Funny! Comfort read! Audio with great accents! Great ideas! I enjoyed this so much that I just kept going and never took any notes. Halla is unintentionally funny, naive, willfully clueless and ever curious—I understand why Sarkis keeps banging his head against inanimate objects. And he has a delightful brogue in the audio. Scottish?
“Sarkis turned around and began to beat his forehead very gently against the wall. “The great god is punishing me,” he said softly, “for my crimes. I cannot go to his hell, and so he has sent a woman to torment me.”
What is it about? Halla is a 36-year old widow, looking after an elderly collector of curious items. After his death she inherits all of this estate. Her mother-in-law and cousin are having none of it. She is locked up and confronted with a forced marriage to her cousin with the clammy hands. She considers to kill herself with an old sword to avoid that situation and ends up with an enchanted warrior coming out of said sword. Sarkis now has the job of protecting her, as long as she is his wielder.

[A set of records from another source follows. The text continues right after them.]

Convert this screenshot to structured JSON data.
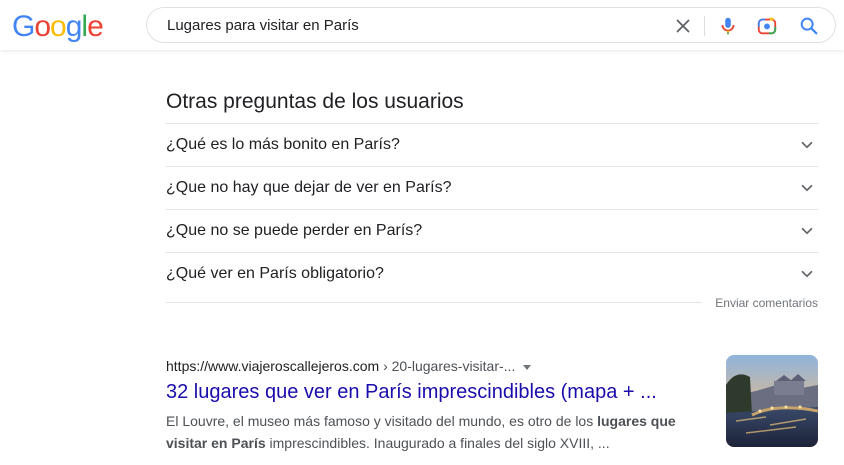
{
  "logo": {
    "letters": [
      "G",
      "o",
      "o",
      "g",
      "l",
      "e"
    ],
    "colors": [
      "#4285F4",
      "#EA4335",
      "#FBBC05",
      "#4285F4",
      "#34A853",
      "#EA4335"
    ]
  },
  "search": {
    "query": "Lugares para visitar en París",
    "icons": [
      "close-icon",
      "mic-icon",
      "lens-icon",
      "search-icon"
    ]
  },
  "paa": {
    "title": "Otras preguntas de los usuarios",
    "questions": [
      "¿Qué es lo más bonito en París?",
      "¿Que no hay que dejar de ver en París?",
      "¿Que no se puede perder en París?",
      "¿Qué ver en París obligatorio?"
    ],
    "feedback": "Enviar comentarios"
  },
  "result": {
    "domain": "https://www.viajeroscallejeros.com",
    "path": " › 20-lugares-visitar-...",
    "title": "32 lugares que ver en París imprescindibles (mapa + ...",
    "snippet_1": "El Louvre, el museo más famoso y visitado del mundo, es otro de los ",
    "snippet_bold_1": "lugares que visitar en París",
    "snippet_2": " imprescindibles. Inaugurado a finales del siglo XVIII, ..."
  },
  "colors": {
    "link": "#1a0dab",
    "text": "#202124",
    "muted": "#70757a"
  }
}
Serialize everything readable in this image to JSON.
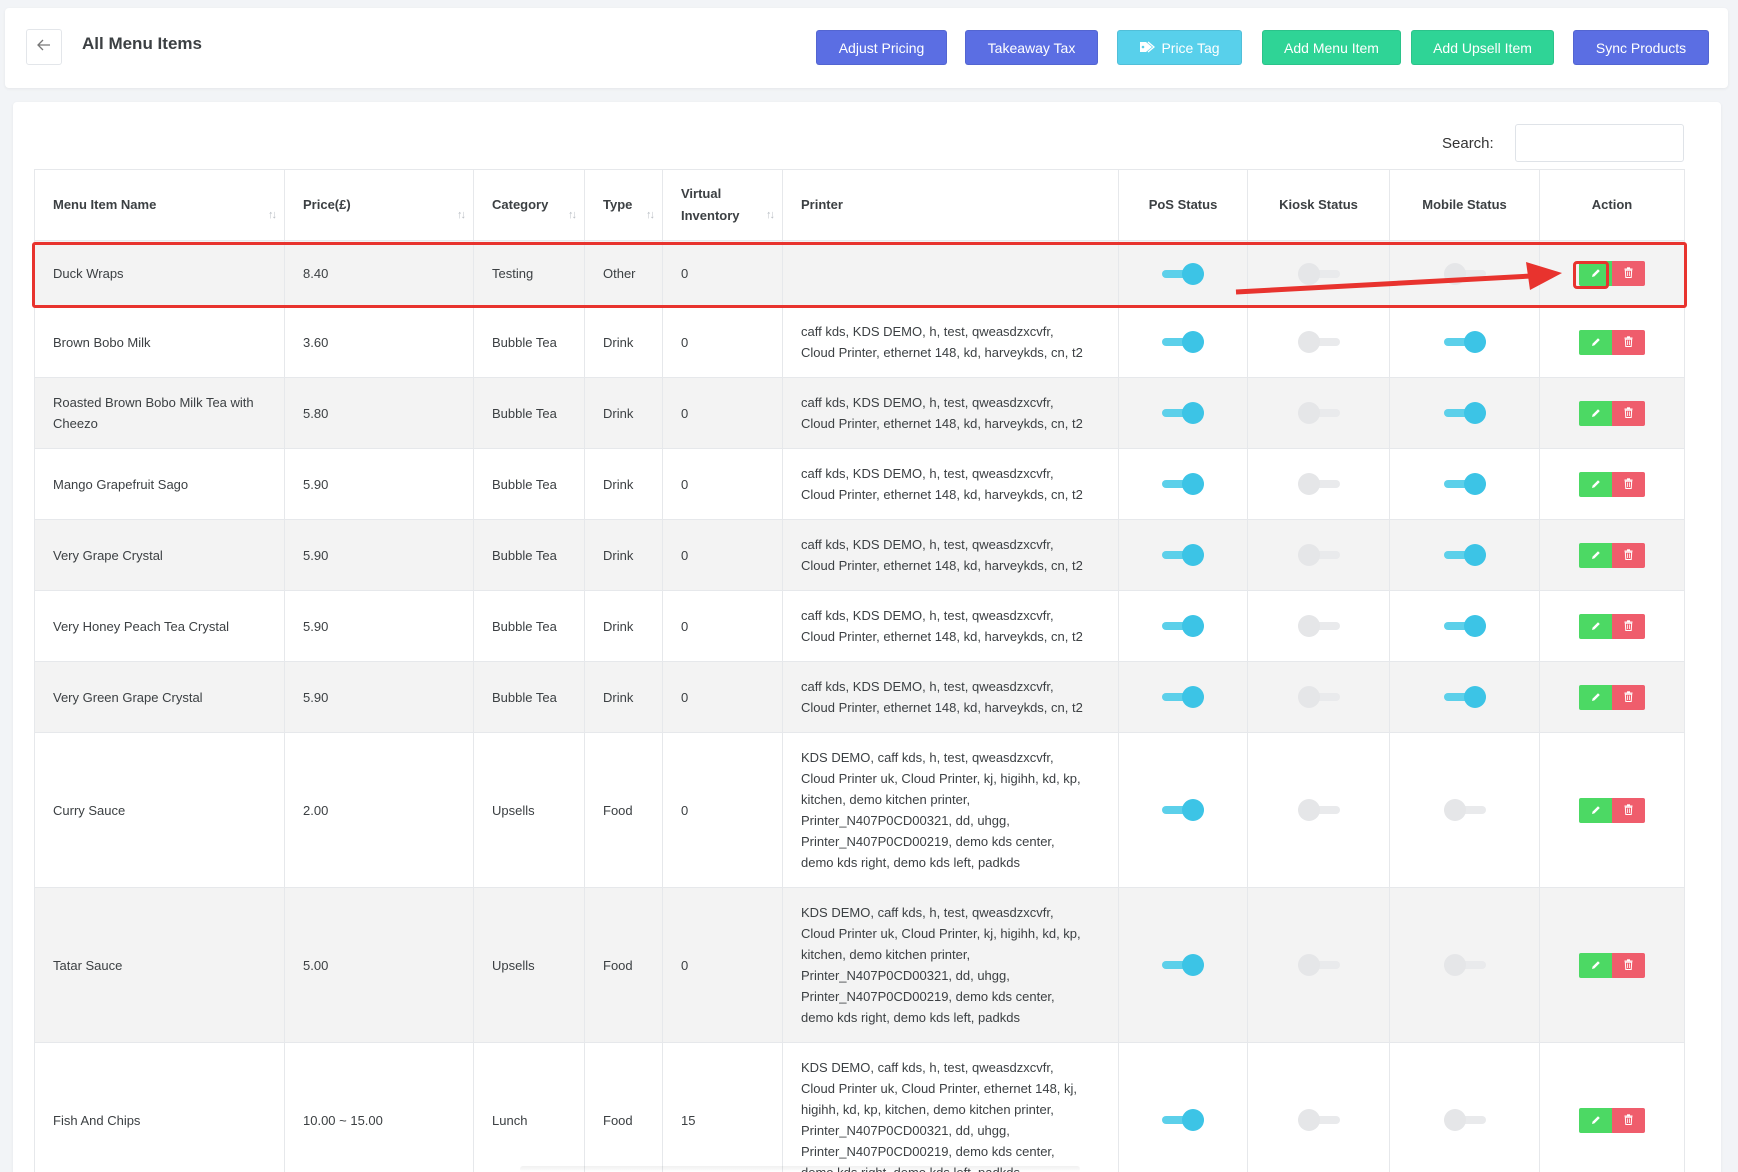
{
  "header": {
    "title": "All Menu Items",
    "buttons": {
      "adjust_pricing": "Adjust Pricing",
      "takeaway_tax": "Takeaway Tax",
      "price_tag": "Price Tag",
      "add_menu_item": "Add Menu Item",
      "add_upsell_item": "Add Upsell Item",
      "sync_products": "Sync Products"
    }
  },
  "search": {
    "label": "Search:",
    "value": ""
  },
  "table": {
    "columns": {
      "name": "Menu Item Name",
      "price": "Price(£)",
      "category": "Category",
      "type": "Type",
      "inventory": "Virtual Inventory",
      "printer": "Printer",
      "pos_status": "PoS Status",
      "kiosk_status": "Kiosk Status",
      "mobile_status": "Mobile Status",
      "action": "Action"
    },
    "rows": [
      {
        "name": "Duck Wraps",
        "price": "8.40",
        "category": "Testing",
        "type": "Other",
        "inventory": "0",
        "printer": [],
        "pos": true,
        "kiosk": false,
        "mobile": false
      },
      {
        "name": "Brown Bobo Milk",
        "price": "3.60",
        "category": "Bubble Tea",
        "type": "Drink",
        "inventory": "0",
        "printer": [
          "caff kds, KDS DEMO, h, test, qweasdzxcvfr,",
          "Cloud Printer, ethernet 148, kd, harveykds, cn, t2"
        ],
        "pos": true,
        "kiosk": false,
        "mobile": true
      },
      {
        "name": "Roasted Brown Bobo Milk Tea with Cheezo",
        "price": "5.80",
        "category": "Bubble Tea",
        "type": "Drink",
        "inventory": "0",
        "printer": [
          "caff kds, KDS DEMO, h, test, qweasdzxcvfr,",
          "Cloud Printer, ethernet 148, kd, harveykds, cn, t2"
        ],
        "pos": true,
        "kiosk": false,
        "mobile": true
      },
      {
        "name": "Mango Grapefruit Sago",
        "price": "5.90",
        "category": "Bubble Tea",
        "type": "Drink",
        "inventory": "0",
        "printer": [
          "caff kds, KDS DEMO, h, test, qweasdzxcvfr,",
          "Cloud Printer, ethernet 148, kd, harveykds, cn, t2"
        ],
        "pos": true,
        "kiosk": false,
        "mobile": true
      },
      {
        "name": "Very Grape Crystal",
        "price": "5.90",
        "category": "Bubble Tea",
        "type": "Drink",
        "inventory": "0",
        "printer": [
          "caff kds, KDS DEMO, h, test, qweasdzxcvfr,",
          "Cloud Printer, ethernet 148, kd, harveykds, cn, t2"
        ],
        "pos": true,
        "kiosk": false,
        "mobile": true
      },
      {
        "name": "Very Honey Peach Tea Crystal",
        "price": "5.90",
        "category": "Bubble Tea",
        "type": "Drink",
        "inventory": "0",
        "printer": [
          "caff kds, KDS DEMO, h, test, qweasdzxcvfr,",
          "Cloud Printer, ethernet 148, kd, harveykds, cn, t2"
        ],
        "pos": true,
        "kiosk": false,
        "mobile": true
      },
      {
        "name": "Very Green Grape Crystal",
        "price": "5.90",
        "category": "Bubble Tea",
        "type": "Drink",
        "inventory": "0",
        "printer": [
          "caff kds, KDS DEMO, h, test, qweasdzxcvfr,",
          "Cloud Printer, ethernet 148, kd, harveykds, cn, t2"
        ],
        "pos": true,
        "kiosk": false,
        "mobile": true
      },
      {
        "name": "Curry Sauce",
        "price": "2.00",
        "category": "Upsells",
        "type": "Food",
        "inventory": "0",
        "printer": [
          "KDS DEMO, caff kds, h, test, qweasdzxcvfr,",
          "Cloud Printer uk, Cloud Printer, kj, higihh, kd, kp,",
          "kitchen, demo kitchen printer,",
          "Printer_N407P0CD00321, dd, uhgg,",
          "Printer_N407P0CD00219, demo kds center,",
          "demo kds right, demo kds left, padkds"
        ],
        "pos": true,
        "kiosk": false,
        "mobile": false
      },
      {
        "name": "Tatar Sauce",
        "price": "5.00",
        "category": "Upsells",
        "type": "Food",
        "inventory": "0",
        "printer": [
          "KDS DEMO, caff kds, h, test, qweasdzxcvfr,",
          "Cloud Printer uk, Cloud Printer, kj, higihh, kd, kp,",
          "kitchen, demo kitchen printer,",
          "Printer_N407P0CD00321, dd, uhgg,",
          "Printer_N407P0CD00219, demo kds center,",
          "demo kds right, demo kds left, padkds"
        ],
        "pos": true,
        "kiosk": false,
        "mobile": false
      },
      {
        "name": "Fish And Chips",
        "price": "10.00 ~ 15.00",
        "category": "Lunch",
        "type": "Food",
        "inventory": "15",
        "printer": [
          "KDS DEMO, caff kds, h, test, qweasdzxcvfr,",
          "Cloud Printer uk, Cloud Printer, ethernet 148, kj,",
          "higihh, kd, kp, kitchen, demo kitchen printer,",
          "Printer_N407P0CD00321, dd, uhgg,",
          "Printer_N407P0CD00219, demo kds center,",
          "demo kds right, demo kds left, padkds"
        ],
        "pos": true,
        "kiosk": false,
        "mobile": false
      }
    ]
  },
  "icons": {
    "back": "arrow-left-icon",
    "price_tag": "tags-icon",
    "edit": "pencil-icon",
    "delete": "trash-icon",
    "sort": "sort-arrows-icon"
  },
  "colors": {
    "primary": "#5b6ee3",
    "info": "#58d0eb",
    "success": "#2fd496",
    "toggle_on": "#3cc4e6",
    "edit": "#4cd964",
    "delete": "#ef5d6c",
    "annotation": "#e8332e"
  }
}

They have to flee her relatives and run into all kinds of trouble whilst trying to figure out how she can get a hold of her inheritance. On the way they pick up a non-binary priest and a gnole—a badger/weasel with a very dry sense of humour. I was enchanted.

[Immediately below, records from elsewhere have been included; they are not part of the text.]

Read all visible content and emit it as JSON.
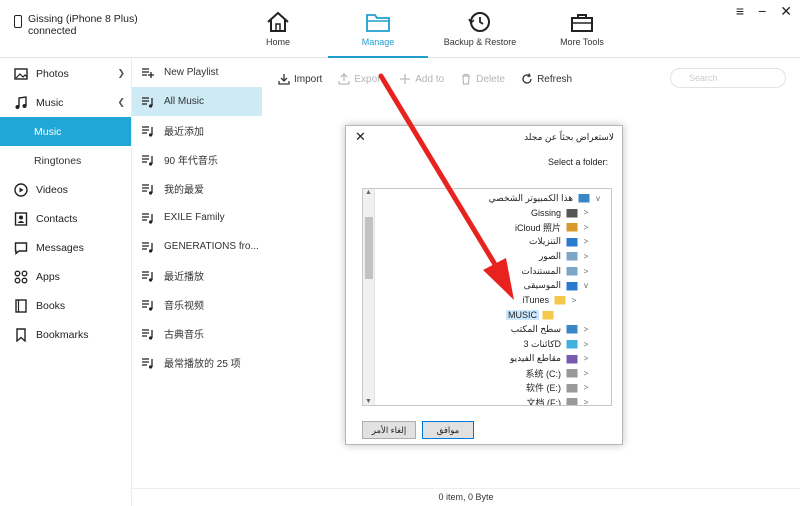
{
  "device": {
    "name": "Gissing (iPhone 8 Plus)",
    "status": "connected"
  },
  "nav": [
    {
      "label": "Home",
      "icon": "home-icon"
    },
    {
      "label": "Manage",
      "icon": "folder-icon"
    },
    {
      "label": "Backup & Restore",
      "icon": "backup-restore-icon"
    },
    {
      "label": "More Tools",
      "icon": "toolbox-icon"
    }
  ],
  "window_controls": {
    "menu": "≡",
    "minimize": "−",
    "close": "✕"
  },
  "sidebar": {
    "photos": "Photos",
    "music": "Music",
    "music_sub": [
      "Music",
      "Ringtones"
    ],
    "videos": "Videos",
    "contacts": "Contacts",
    "messages": "Messages",
    "apps": "Apps",
    "books": "Books",
    "bookmarks": "Bookmarks"
  },
  "playlists": {
    "new_label": "New Playlist",
    "items": [
      "All Music",
      "最近添加",
      "90 年代音乐",
      "我的最爱",
      "EXILE Family",
      "GENERATIONS fro...",
      "最近播放",
      "音乐视频",
      "古典音乐",
      "最常播放的 25 项"
    ]
  },
  "toolbar": {
    "import": "Import",
    "export": "Export",
    "add": "Add to",
    "delete": "Delete",
    "refresh": "Refresh",
    "search_placeholder": "Search"
  },
  "status": {
    "text": "0 item, 0 Byte"
  },
  "dialog": {
    "title": "لاستعراض بحثاً عن مجلد",
    "close": "✕",
    "prompt": "Select a folder:",
    "tree": [
      {
        "label": "هذا الكمبيوتر الشخصي",
        "chev": "v"
      },
      {
        "label": "Gissing",
        "chev": ">"
      },
      {
        "label": "iCloud 照片",
        "chev": ">"
      },
      {
        "label": "التنزيلات",
        "chev": ">"
      },
      {
        "label": "الصور",
        "chev": ">"
      },
      {
        "label": "المستندات",
        "chev": ">"
      },
      {
        "label": "الموسيقى",
        "chev": "v"
      },
      {
        "label": "iTunes",
        "chev": ">"
      },
      {
        "label": "MUSIC",
        "chev": ""
      },
      {
        "label": "سطح المكتب",
        "chev": ">"
      },
      {
        "label": "كائنات 3D",
        "chev": ">"
      },
      {
        "label": "مقاطع الفيديو",
        "chev": ">"
      },
      {
        "label": "系统 (C:)",
        "chev": ">"
      },
      {
        "label": "软件 (E:)",
        "chev": ">"
      },
      {
        "label": "文档 (F:)",
        "chev": ">"
      }
    ],
    "cancel": "إلغاء الأمر",
    "ok": "موافق"
  },
  "colors": {
    "accent": "#20a7d7",
    "arrow": "#e8231f",
    "selected_row": "#cdeaf5"
  }
}
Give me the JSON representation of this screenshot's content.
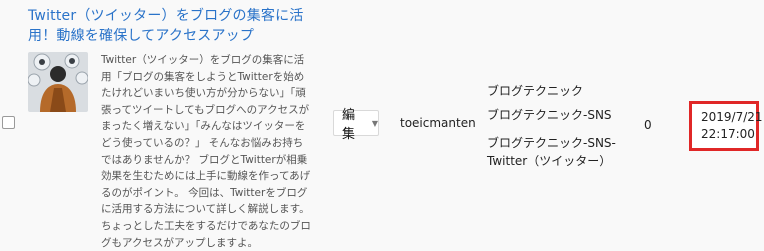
{
  "post": {
    "title": "Twitter（ツイッター）をブログの集客に活用！動線を確保してアクセスアップ",
    "excerpt": "Twitter（ツイッター）をブログの集客に活用「ブログの集客をしようとTwitterを始めたけれどいまいち使い方が分からない」「頑張ってツイートしてもブログへのアクセスがまったく増えない」「みんなはツイッターをどう使っているの？」 そんなお悩みお持ちではありませんか？ ブログとTwitterが相乗効果を生むためには上手に動線を作ってあげるのがポイント。 今回は、Twitterをブログに活用する方法について詳しく解説します。 ちょっとした工夫をするだけであなたのブログもアクセスがアップしますよ。",
    "edit_label": "編集",
    "author": "toeicmanten",
    "categories": [
      "ブログテクニック",
      "ブログテクニック-SNS",
      "ブログテクニック-SNS-Twitter（ツイッター）"
    ],
    "count": "0",
    "date_line1": "2019/7/21",
    "date_line2": "22:17:00"
  },
  "colors": {
    "title": "#2a73c9",
    "highlight_border": "#e02727"
  }
}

Sword-and-sorcery on the somewhat silly side. If you are looking for a light read with some laughs, some snark and a little romance, this could be it. I recommend the audio.

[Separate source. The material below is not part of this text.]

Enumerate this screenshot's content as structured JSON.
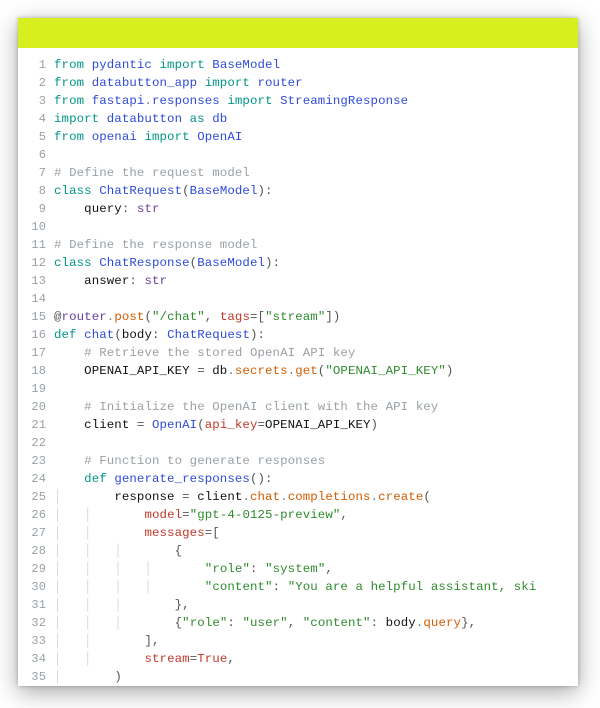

My last two reading relays for Dewey‘s readathon were ok. During the week I always read less. By the time I am done with work, I often opt for watching TV, it‘s easier on the brain. Anyway, I started to read The Last Astronaut. The first 50 pages were good so far! My plans for tomorrow fell through. Not sure yet what else we might do. Potentially I stay home and actually participate in the readathon, I‘ll see.